Data records:

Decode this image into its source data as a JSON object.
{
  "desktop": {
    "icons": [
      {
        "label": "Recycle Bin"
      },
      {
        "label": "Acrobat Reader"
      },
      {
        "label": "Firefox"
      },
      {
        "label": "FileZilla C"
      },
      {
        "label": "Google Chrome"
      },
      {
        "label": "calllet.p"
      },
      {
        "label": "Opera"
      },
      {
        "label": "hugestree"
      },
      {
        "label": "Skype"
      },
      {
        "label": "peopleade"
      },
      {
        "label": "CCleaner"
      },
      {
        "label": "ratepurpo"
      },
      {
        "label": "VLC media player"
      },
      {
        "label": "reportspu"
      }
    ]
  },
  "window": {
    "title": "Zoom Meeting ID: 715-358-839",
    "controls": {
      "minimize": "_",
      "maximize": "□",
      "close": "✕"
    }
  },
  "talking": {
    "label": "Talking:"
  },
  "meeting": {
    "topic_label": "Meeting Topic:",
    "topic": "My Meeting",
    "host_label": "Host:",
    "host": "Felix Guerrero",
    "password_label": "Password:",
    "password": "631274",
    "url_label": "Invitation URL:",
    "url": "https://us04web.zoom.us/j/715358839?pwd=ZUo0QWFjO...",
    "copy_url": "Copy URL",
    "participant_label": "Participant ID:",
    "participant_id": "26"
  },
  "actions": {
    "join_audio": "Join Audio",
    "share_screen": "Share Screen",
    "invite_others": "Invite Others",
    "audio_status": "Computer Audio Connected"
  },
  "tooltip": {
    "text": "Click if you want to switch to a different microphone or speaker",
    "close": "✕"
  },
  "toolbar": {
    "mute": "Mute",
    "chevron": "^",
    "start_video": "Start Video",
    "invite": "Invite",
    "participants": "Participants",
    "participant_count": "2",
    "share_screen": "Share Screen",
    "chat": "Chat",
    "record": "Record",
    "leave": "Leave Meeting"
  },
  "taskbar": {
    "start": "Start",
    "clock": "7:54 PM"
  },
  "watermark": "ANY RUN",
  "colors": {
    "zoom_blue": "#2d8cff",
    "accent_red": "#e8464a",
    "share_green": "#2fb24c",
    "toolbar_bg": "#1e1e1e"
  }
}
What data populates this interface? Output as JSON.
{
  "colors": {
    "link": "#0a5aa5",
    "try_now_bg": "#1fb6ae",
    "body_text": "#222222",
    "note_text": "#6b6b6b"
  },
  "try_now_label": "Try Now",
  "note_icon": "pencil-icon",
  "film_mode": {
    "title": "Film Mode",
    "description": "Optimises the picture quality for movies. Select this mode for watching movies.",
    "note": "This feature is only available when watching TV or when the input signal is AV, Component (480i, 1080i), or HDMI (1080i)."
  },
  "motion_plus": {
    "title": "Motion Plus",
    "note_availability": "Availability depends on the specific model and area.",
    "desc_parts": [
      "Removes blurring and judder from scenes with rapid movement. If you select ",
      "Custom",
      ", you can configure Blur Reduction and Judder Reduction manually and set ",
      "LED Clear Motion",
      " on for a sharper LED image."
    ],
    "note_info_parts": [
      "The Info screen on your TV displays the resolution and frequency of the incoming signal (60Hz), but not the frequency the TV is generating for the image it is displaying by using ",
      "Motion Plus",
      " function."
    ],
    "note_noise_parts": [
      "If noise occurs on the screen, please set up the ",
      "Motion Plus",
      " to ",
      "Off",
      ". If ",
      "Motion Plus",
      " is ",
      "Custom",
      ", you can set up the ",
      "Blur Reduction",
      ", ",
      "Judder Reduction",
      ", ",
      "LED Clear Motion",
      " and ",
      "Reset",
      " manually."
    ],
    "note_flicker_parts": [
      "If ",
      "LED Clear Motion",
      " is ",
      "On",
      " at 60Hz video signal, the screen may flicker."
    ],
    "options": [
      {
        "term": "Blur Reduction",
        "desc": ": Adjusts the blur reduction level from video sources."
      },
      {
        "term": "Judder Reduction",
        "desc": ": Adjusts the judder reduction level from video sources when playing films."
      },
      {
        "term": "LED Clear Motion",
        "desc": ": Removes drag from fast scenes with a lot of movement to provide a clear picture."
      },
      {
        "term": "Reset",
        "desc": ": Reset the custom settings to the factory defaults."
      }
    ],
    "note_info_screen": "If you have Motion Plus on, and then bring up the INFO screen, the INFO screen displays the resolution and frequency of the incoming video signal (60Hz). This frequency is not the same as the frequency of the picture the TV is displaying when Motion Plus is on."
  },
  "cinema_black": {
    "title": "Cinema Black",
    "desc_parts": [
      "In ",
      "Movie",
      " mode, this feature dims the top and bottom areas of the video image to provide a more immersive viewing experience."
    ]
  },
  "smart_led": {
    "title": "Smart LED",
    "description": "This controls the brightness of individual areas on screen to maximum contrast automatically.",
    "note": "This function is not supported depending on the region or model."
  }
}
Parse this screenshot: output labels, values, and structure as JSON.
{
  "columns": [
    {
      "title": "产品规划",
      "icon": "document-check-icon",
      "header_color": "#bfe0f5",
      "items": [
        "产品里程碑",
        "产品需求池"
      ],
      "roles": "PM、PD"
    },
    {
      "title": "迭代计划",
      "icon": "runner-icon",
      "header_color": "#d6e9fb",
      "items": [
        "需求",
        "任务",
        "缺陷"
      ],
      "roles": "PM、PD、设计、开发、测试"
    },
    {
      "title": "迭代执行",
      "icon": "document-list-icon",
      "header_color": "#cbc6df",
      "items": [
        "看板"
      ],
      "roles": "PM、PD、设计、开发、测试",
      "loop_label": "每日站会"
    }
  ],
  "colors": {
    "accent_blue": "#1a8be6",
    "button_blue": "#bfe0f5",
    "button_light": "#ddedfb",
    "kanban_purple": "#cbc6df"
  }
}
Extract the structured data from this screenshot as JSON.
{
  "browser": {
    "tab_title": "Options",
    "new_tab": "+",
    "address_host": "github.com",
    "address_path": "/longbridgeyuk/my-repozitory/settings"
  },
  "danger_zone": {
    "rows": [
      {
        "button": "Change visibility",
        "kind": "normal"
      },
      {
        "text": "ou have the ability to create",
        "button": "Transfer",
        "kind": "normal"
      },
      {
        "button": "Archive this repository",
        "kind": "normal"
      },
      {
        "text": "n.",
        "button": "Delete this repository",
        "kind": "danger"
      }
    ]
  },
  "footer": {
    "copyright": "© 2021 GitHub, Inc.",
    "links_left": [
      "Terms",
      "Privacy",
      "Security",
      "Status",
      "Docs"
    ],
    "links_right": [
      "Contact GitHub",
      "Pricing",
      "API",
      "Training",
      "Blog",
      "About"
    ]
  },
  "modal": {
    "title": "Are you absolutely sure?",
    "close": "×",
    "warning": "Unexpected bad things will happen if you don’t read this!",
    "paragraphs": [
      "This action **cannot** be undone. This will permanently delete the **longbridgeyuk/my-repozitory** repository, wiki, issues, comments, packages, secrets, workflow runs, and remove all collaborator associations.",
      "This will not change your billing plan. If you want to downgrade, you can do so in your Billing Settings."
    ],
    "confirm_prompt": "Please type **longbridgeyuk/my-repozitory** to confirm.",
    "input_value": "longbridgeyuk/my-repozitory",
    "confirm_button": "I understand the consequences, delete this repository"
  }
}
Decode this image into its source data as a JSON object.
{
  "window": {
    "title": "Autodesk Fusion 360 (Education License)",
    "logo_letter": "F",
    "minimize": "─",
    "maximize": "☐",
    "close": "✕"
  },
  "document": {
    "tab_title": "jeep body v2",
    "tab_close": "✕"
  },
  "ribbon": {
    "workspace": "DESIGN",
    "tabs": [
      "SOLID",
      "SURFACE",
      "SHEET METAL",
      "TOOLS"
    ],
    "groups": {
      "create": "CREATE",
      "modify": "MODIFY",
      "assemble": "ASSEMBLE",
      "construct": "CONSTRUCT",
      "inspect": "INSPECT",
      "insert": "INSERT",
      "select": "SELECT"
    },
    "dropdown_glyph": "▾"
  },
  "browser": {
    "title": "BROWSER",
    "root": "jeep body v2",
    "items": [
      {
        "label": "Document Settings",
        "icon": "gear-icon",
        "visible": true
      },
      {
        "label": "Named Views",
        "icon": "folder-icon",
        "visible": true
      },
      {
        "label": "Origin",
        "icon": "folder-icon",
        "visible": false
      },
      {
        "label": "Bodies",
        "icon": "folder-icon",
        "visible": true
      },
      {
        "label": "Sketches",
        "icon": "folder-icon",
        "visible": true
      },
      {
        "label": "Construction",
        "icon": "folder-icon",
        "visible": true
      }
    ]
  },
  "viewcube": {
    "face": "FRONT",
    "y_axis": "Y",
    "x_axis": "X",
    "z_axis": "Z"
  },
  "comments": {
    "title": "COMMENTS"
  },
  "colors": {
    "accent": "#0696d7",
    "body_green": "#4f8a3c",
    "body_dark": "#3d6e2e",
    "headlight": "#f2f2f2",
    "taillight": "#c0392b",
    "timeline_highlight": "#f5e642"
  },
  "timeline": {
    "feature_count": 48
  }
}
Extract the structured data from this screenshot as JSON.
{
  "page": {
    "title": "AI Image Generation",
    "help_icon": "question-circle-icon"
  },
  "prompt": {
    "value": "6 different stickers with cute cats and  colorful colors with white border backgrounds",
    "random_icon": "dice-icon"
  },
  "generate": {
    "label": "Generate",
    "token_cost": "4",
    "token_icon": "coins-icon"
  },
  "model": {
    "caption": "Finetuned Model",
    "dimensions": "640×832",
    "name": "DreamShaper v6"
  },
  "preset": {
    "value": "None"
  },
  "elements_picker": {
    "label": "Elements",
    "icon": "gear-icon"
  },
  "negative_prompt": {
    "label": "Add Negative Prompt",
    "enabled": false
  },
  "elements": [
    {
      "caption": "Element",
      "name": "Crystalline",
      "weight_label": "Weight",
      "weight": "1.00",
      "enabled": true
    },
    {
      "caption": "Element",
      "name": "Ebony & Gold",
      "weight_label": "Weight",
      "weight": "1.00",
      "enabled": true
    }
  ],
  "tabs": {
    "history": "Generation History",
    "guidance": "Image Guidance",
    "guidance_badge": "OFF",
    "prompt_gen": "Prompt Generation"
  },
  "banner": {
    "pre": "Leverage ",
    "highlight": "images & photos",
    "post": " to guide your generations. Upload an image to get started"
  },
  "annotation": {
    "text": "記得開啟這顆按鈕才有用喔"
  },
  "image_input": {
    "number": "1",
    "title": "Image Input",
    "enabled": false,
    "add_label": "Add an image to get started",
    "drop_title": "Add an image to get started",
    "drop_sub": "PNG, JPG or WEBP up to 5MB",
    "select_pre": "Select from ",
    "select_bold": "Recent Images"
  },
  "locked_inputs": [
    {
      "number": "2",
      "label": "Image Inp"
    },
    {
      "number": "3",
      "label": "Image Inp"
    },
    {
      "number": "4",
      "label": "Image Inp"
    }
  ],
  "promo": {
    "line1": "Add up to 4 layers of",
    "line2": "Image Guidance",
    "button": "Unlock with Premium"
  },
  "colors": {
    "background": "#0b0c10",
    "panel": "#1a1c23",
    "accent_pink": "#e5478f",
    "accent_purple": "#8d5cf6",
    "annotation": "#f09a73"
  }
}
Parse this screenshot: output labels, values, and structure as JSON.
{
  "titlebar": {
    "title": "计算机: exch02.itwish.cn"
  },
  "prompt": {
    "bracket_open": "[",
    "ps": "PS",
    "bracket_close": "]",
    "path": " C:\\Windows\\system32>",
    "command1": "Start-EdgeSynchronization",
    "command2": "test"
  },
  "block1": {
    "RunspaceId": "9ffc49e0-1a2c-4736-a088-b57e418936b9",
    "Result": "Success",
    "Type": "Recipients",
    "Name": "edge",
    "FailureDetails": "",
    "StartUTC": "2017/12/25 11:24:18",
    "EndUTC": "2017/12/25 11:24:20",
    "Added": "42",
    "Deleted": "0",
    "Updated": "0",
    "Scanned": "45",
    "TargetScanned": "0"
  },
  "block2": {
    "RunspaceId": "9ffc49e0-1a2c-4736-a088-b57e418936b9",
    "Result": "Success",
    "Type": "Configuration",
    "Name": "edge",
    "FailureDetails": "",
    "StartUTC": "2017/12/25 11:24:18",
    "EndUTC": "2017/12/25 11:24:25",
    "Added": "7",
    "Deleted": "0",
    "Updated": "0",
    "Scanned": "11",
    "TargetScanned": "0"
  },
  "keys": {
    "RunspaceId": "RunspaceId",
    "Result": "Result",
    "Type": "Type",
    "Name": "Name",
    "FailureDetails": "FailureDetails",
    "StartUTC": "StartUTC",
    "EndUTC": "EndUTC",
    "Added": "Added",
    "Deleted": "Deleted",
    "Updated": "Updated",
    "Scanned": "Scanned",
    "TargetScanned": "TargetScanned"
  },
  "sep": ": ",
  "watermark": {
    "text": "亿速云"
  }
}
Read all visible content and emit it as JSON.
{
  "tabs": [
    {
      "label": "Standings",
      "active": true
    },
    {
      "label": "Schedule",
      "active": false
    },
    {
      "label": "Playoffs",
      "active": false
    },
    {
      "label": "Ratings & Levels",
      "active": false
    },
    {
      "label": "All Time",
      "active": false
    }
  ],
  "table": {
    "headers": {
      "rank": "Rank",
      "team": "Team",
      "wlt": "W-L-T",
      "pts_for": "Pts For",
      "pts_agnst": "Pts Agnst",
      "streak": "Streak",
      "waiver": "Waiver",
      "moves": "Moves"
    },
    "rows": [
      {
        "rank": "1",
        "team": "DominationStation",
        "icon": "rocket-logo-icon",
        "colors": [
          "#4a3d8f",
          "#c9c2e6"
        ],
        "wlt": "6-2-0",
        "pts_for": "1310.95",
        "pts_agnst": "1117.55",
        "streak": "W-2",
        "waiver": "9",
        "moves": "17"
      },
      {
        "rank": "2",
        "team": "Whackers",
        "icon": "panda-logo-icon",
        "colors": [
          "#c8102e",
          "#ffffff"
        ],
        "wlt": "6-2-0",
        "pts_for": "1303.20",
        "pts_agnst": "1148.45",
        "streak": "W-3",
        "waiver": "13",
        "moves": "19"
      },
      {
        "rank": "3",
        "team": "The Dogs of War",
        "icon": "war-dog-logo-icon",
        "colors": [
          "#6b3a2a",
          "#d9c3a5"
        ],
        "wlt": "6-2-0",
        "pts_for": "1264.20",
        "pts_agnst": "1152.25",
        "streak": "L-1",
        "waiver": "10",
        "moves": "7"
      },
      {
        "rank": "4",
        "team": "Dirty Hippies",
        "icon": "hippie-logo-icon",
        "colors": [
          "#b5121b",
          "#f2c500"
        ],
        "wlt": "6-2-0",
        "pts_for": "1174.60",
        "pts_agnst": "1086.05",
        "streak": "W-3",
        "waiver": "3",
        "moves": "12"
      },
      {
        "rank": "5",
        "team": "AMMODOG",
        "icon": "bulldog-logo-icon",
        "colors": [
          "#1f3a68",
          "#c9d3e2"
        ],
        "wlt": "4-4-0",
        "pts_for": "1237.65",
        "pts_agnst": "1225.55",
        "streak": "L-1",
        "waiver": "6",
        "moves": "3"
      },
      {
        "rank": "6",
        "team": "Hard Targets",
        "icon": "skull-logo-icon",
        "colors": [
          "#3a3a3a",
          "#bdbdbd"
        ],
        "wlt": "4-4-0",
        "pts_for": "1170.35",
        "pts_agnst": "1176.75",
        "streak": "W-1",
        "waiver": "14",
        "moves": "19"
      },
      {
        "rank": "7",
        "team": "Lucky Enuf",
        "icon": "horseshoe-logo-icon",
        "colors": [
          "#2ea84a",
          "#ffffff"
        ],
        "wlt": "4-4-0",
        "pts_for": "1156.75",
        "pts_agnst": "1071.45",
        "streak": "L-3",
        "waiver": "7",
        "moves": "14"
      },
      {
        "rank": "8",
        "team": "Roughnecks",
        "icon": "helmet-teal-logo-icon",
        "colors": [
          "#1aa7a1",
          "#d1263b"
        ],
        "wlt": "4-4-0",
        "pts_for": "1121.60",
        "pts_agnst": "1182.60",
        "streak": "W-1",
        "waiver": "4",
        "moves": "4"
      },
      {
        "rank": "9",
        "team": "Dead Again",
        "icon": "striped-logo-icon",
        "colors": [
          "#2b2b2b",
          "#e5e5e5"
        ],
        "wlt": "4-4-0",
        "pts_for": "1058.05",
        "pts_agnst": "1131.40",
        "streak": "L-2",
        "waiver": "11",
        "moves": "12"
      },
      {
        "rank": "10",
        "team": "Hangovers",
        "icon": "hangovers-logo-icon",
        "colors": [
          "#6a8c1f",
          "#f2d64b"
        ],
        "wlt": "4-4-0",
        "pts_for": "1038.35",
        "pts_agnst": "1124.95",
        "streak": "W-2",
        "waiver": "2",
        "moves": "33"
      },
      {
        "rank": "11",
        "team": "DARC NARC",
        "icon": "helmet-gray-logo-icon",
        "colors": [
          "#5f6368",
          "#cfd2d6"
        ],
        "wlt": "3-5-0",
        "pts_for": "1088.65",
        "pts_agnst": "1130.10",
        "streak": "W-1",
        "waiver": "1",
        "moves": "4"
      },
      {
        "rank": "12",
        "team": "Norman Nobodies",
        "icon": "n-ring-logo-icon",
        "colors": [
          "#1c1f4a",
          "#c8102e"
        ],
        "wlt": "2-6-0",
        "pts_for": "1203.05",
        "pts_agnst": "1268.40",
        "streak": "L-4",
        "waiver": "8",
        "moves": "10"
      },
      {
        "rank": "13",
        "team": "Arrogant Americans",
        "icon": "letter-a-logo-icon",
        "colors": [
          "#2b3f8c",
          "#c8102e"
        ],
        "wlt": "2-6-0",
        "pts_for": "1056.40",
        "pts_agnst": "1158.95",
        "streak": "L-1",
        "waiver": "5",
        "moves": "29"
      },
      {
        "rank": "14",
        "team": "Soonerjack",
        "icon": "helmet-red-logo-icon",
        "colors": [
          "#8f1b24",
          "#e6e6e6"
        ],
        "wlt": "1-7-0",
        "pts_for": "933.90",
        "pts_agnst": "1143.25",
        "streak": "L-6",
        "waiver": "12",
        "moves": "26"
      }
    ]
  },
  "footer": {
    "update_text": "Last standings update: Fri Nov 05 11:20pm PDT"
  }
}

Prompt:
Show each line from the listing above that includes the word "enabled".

Solution for this exercise:
    "enabled": false
      "enabled": true
      "enabled": true
    "enabled": false,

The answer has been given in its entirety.